Provide only the number of lines in the data below that contain the string "Format".
━━ Data
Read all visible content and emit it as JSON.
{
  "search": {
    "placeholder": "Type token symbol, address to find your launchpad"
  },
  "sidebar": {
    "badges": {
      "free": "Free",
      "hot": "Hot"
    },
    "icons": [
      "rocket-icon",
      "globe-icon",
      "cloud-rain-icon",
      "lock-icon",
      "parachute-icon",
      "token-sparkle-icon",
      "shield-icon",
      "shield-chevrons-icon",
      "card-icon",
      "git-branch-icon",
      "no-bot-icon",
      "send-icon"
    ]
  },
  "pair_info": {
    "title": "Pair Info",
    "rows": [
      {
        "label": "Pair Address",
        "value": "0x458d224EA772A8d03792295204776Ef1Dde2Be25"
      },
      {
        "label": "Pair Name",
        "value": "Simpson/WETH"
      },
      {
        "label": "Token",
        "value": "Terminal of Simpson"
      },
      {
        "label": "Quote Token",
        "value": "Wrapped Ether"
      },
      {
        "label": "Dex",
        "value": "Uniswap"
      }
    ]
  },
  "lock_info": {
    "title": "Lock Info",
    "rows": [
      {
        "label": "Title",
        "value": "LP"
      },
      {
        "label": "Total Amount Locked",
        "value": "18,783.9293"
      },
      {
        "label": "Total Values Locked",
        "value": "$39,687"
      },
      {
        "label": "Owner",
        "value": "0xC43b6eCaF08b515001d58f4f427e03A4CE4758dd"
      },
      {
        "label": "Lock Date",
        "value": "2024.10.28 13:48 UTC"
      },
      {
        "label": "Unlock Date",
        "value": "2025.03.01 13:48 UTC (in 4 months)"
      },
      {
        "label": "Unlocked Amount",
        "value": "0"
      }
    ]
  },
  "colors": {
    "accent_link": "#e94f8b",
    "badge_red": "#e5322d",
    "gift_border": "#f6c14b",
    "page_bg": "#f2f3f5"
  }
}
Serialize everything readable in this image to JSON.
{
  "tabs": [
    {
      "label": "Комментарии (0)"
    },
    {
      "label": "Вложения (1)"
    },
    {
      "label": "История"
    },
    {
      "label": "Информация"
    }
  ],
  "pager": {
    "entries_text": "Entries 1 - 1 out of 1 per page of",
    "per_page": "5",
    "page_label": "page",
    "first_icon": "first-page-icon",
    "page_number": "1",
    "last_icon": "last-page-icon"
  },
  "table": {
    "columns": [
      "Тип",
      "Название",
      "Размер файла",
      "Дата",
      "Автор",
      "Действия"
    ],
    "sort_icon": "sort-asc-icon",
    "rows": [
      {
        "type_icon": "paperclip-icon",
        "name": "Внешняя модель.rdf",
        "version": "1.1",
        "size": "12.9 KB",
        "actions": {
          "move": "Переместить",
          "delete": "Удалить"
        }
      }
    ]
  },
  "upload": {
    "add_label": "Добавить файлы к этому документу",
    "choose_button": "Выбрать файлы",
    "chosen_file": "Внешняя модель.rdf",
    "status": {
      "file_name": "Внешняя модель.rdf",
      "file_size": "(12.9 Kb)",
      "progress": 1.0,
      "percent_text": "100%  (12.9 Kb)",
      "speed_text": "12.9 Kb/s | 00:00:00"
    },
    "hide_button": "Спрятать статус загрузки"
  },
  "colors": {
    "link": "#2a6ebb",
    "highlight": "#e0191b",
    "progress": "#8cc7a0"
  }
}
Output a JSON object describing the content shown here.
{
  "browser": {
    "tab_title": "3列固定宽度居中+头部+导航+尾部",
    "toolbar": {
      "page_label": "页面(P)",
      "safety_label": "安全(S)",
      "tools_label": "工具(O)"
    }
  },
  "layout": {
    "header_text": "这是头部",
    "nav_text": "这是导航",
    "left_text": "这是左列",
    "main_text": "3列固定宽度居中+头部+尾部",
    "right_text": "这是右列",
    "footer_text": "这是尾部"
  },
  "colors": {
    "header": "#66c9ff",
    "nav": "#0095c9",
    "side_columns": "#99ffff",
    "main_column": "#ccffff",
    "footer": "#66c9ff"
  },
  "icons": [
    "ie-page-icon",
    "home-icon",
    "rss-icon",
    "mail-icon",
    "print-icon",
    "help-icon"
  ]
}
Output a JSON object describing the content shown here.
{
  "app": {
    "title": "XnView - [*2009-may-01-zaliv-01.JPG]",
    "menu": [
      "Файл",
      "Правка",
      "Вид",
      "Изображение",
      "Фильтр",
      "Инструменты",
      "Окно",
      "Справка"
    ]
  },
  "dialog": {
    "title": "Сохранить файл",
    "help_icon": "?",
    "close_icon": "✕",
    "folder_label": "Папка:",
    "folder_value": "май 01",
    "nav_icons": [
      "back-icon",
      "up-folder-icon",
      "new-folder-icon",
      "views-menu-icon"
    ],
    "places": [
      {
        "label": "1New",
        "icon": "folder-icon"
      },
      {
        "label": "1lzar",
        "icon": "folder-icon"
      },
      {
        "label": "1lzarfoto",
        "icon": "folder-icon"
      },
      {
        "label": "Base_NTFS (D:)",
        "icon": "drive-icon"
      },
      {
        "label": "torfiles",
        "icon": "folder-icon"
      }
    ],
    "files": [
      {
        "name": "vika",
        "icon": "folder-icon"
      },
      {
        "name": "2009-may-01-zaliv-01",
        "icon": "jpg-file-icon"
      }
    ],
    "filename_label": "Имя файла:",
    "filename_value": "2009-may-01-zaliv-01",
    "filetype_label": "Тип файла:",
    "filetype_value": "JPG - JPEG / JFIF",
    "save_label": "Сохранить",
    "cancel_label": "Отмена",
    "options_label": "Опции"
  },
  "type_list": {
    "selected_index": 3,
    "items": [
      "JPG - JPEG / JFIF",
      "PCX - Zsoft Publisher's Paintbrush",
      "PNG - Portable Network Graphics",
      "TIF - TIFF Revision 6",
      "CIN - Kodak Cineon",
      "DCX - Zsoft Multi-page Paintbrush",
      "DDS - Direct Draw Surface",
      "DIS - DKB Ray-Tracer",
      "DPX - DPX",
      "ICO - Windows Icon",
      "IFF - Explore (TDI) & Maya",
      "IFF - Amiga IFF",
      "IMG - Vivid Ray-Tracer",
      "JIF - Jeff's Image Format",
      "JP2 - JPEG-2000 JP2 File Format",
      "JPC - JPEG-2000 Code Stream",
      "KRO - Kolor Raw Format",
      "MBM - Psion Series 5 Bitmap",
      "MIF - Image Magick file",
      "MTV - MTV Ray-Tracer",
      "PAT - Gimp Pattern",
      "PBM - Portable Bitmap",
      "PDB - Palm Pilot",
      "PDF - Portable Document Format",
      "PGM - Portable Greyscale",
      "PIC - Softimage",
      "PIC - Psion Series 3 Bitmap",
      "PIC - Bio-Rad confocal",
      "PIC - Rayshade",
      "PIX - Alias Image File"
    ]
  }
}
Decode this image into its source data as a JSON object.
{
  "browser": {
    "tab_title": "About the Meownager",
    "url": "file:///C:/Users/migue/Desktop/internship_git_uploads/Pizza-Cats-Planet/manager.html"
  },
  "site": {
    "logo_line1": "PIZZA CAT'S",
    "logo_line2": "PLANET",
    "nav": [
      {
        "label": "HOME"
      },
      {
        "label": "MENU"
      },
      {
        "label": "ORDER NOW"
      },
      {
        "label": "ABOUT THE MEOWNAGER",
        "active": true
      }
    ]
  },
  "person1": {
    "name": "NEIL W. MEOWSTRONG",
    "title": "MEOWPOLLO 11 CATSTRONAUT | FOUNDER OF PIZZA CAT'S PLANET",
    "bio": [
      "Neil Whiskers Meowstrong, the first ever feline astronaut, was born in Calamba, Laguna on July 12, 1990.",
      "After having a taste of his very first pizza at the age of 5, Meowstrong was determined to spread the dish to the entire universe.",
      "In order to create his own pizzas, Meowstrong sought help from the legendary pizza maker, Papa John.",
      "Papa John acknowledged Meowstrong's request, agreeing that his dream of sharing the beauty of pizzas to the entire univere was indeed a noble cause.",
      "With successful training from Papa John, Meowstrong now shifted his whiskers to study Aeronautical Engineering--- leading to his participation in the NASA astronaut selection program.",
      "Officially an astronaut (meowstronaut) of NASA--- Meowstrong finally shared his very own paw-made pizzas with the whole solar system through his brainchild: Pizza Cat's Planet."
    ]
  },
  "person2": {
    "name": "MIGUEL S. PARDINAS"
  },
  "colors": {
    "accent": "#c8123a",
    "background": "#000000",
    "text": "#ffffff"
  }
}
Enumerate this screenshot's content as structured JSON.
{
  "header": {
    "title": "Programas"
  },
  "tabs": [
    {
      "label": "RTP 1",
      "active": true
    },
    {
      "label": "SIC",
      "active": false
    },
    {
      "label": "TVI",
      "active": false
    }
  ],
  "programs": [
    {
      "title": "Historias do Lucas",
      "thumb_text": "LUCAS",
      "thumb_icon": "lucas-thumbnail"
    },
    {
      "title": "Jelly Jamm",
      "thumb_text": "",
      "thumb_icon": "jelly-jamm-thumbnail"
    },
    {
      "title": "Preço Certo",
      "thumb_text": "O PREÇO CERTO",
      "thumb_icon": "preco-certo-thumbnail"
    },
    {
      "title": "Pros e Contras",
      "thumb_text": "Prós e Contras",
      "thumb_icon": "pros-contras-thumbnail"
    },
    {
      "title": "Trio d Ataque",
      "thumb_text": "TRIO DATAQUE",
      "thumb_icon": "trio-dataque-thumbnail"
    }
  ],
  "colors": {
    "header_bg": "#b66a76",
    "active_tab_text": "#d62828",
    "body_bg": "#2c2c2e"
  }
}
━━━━
» **Exercise result**
4